Massive obscured clusters in the milky way

  1. Klaus Rubke Zúñiga
Supervised by:
  1. Artemio Herrero Davó

Defence university: Universidad de La Laguna

Year of defence: 2017

  1. Astrofísica

Type: Thesis

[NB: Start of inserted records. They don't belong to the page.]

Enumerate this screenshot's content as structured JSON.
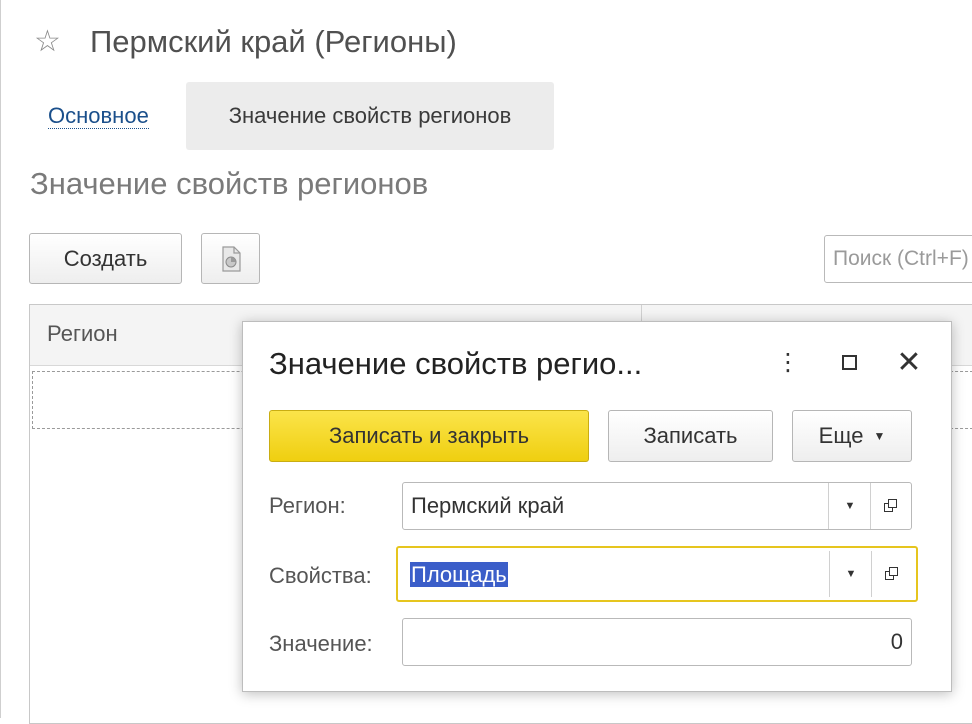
{
  "window": {
    "title": "Пермский край (Регионы)"
  },
  "tabs": [
    {
      "label": "Основное"
    },
    {
      "label": "Значение свойств регионов"
    }
  ],
  "section": {
    "title": "Значение свойств регионов"
  },
  "toolbar": {
    "create_label": "Создать",
    "search_placeholder": "Поиск (Ctrl+F)"
  },
  "table": {
    "columns": [
      "Регион"
    ]
  },
  "dialog": {
    "title": "Значение свойств регио...",
    "save_close_label": "Записать и закрыть",
    "save_label": "Записать",
    "more_label": "Еще",
    "fields": {
      "region": {
        "label": "Регион:",
        "value": "Пермский край"
      },
      "property": {
        "label": "Свойства:",
        "value": "Площадь"
      },
      "value": {
        "label": "Значение:",
        "value": "0"
      }
    }
  },
  "colors": {
    "accent_yellow": "#f5d823",
    "link": "#1a4f8b",
    "selection": "#3b5ec9"
  },
  "icons": [
    "star-icon",
    "report-icon",
    "more-vertical-icon",
    "maximize-icon",
    "close-icon",
    "dropdown-arrow-icon",
    "open-form-icon"
  ]
}
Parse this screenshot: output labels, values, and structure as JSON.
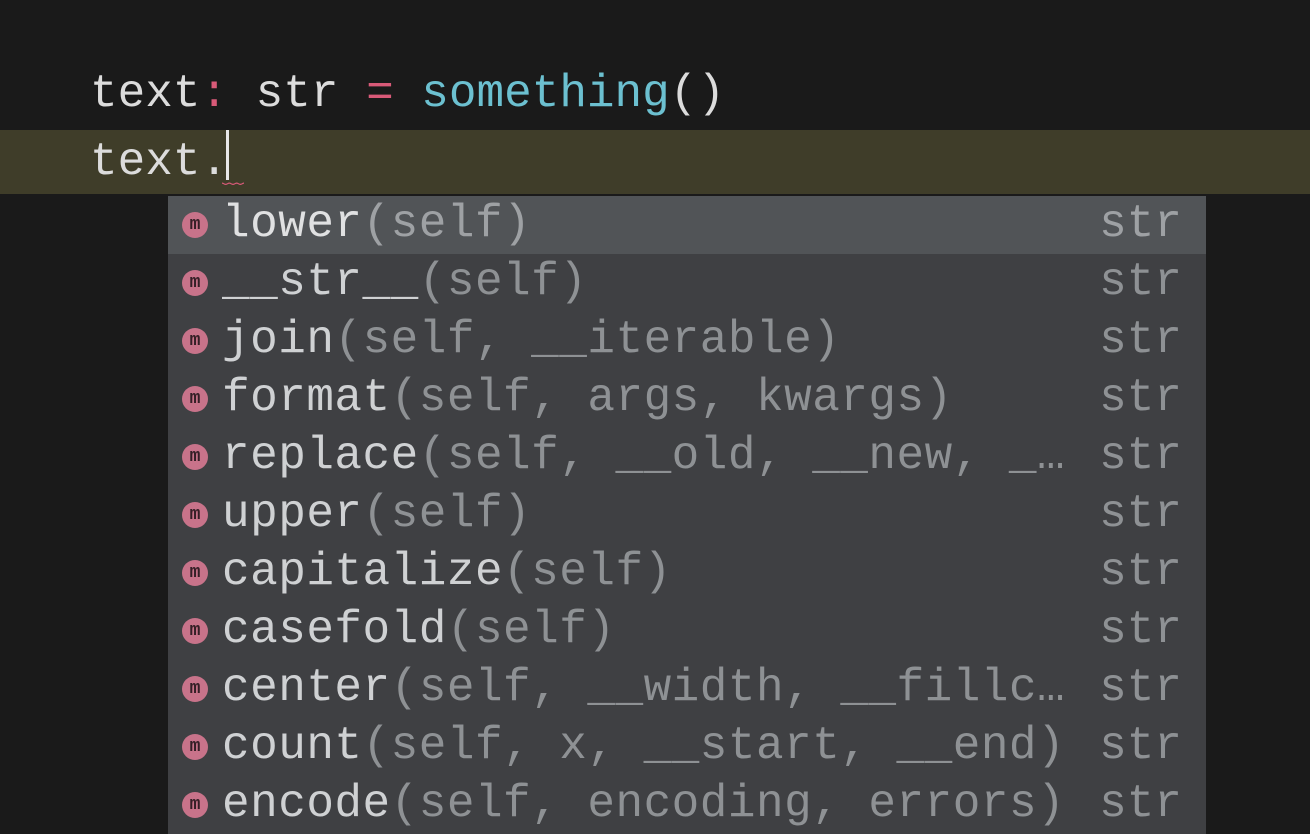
{
  "code": {
    "line1": {
      "ident": "text",
      "colon": ":",
      "space1": " ",
      "type": "str",
      "space2": " ",
      "op": "=",
      "space3": " ",
      "func": "something",
      "parens": "()"
    },
    "line2": {
      "ident": "text",
      "dot": "."
    }
  },
  "completion": {
    "kind_letter": "m",
    "items": [
      {
        "name": "lower",
        "params": "(self)",
        "ret": "str",
        "selected": true
      },
      {
        "name": "__str__",
        "params": "(self)",
        "ret": "str",
        "selected": false
      },
      {
        "name": "join",
        "params": "(self, __iterable)",
        "ret": "str",
        "selected": false
      },
      {
        "name": "format",
        "params": "(self, args, kwargs)",
        "ret": "str",
        "selected": false
      },
      {
        "name": "replace",
        "params": "(self, __old, __new, __c…",
        "ret": "str",
        "selected": false
      },
      {
        "name": "upper",
        "params": "(self)",
        "ret": "str",
        "selected": false
      },
      {
        "name": "capitalize",
        "params": "(self)",
        "ret": "str",
        "selected": false
      },
      {
        "name": "casefold",
        "params": "(self)",
        "ret": "str",
        "selected": false
      },
      {
        "name": "center",
        "params": "(self, __width, __fillcha…",
        "ret": "str",
        "selected": false
      },
      {
        "name": "count",
        "params": "(self, x, __start, __end)",
        "ret": "str",
        "selected": false
      },
      {
        "name": "encode",
        "params": "(self, encoding, errors)",
        "ret": "str",
        "selected": false
      }
    ]
  }
}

This thesis comprises of a full search in our galaxy for the hidden population of massive stars using the near-infrared photometry with a novel method and a quantitative spectroscopy study of an O star sample in the optical and near-infrared. Massive clusters are those with mass greater than 10^4 Solar Masses . The number of known massive clusters is significantly lower than the real prediction, as in general, due to the gas and dust that surround those clusters make diffcult to find them in the optical range and due to it is necessary to use near infrared to find and observe them. Under the MASGOMAS (MAssive Stars in Galactic Obscured MAssive clusterS) project, the main objective of this thesis is to find massive stars using 2MASS photometry on the north disc of the galaxy, using LIRIS@WHT (William Hershel Telescope) as the main telescope to make the follow-up. The method that we used to find the candidates for the massive stars was to develop an automatic detection algorithm, which mainly using photometric cuts (K , (J-K) and QIR), which eliminate a large part of the late not-massive population, and an overdensity algorithm over the stars which fulfill the photometric cuts. From this study is presented the association MASGOMAS- 6, that result in two populations at two di erent distances. To find high probability massive cluster candidates, we have developed a study that critically improves the way to select the overdensities. As result of this improvement we present the association MASGOMAS-10. In both associations the massive star population is confirmed, supporting the automatic method. The second part focused on the quantitative spectroscopy study of 12 O-type stars with high resolution optical spectra (R ~ 46000), which are also present in a survey of high resolution in the near-infrared (R ~ 12000). To estimate stellar parameters we use the IACOB Grid-Based Automatic Tool (IACOB-GBAT), an accurate and fast method that compares, by means of a chi^2 algorithm, observed and synthetic H and He line profiles in an automated way. Deriving the optical stellar parameters we test the viability of deriving parameters using only near-infrared. This study also lead us to study the not well know clumping condition for our sample, creating two full grids of clumping models Finally the clumping study results in a drastic improvement for several wind lines, especially for supergiant stars.